It was great to meet Hannah McPake, Edinburgh born actor returning to her roots.

Run in Edinburgfh now finished, Touring to Inverness Eden Court 12-16th April and Wilton’s theatre, London 20-30 April


THE CRUCIBLE by ARTHUR MILLER is The Royal Lyceum of Edinburgh’s flagship production to mark its 50th year. Royal Lyceum audiences have a long and mostly satisfactory relationship with Arthur Miller and this production of the Crucible will have enhanced that immeasurably.

The Crucible is a play ostensibly about witchcraft, but actually about so much that troubles any thinking person over the human condition. Religious fervour, superstition, greed, scapegoating, love, betrayal, the rule of law and the misrule of law. So much more is packed into the fabric of this work that further inklings strike one unawares.

It’s very difficult to single out individual performances, but the central love affair played out by Irene Allen and Philip Cairns as Elizabeth and John Proctor has not been bettered in my opinion. (Well, I haven’t seen it quite as often as Midsummer Night’s Dream, but it is around a lot…) Their quiet despair over where the love and trust went and why, is tangible and there can hardly have been a dry female eye in the house at the final scene.
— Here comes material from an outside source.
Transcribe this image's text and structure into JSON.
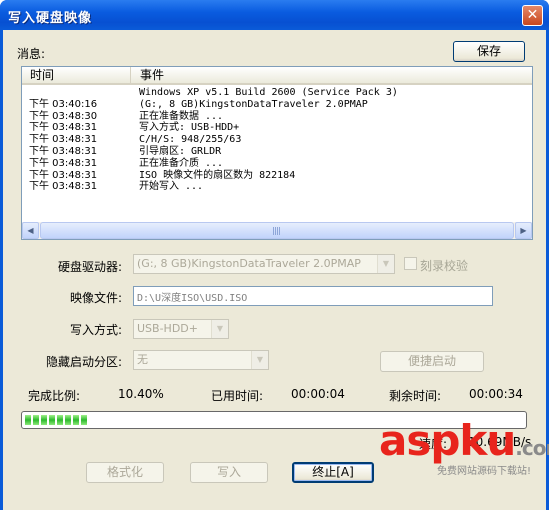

John Dove asks a huge amount from his cast and they respond. The performances are all understated or hysterical as required by the script. The group of girls swayed by the unaccustomed attention to their views, is a terrible thing to watch. How easy it is for mass hysteria, at the time unrecognised, to influence otherwise hard-working and God-fearing (in the best sense) people. Danforth, the Deputy Governor, is unmoved by the obvious breakdown of social order caused by his lunatic questioning and blind adherence to the rigidity of words once uttered. How often do we see this polarisation between head and heart today? The cost remains high.

Run continues till 19th March, catch it!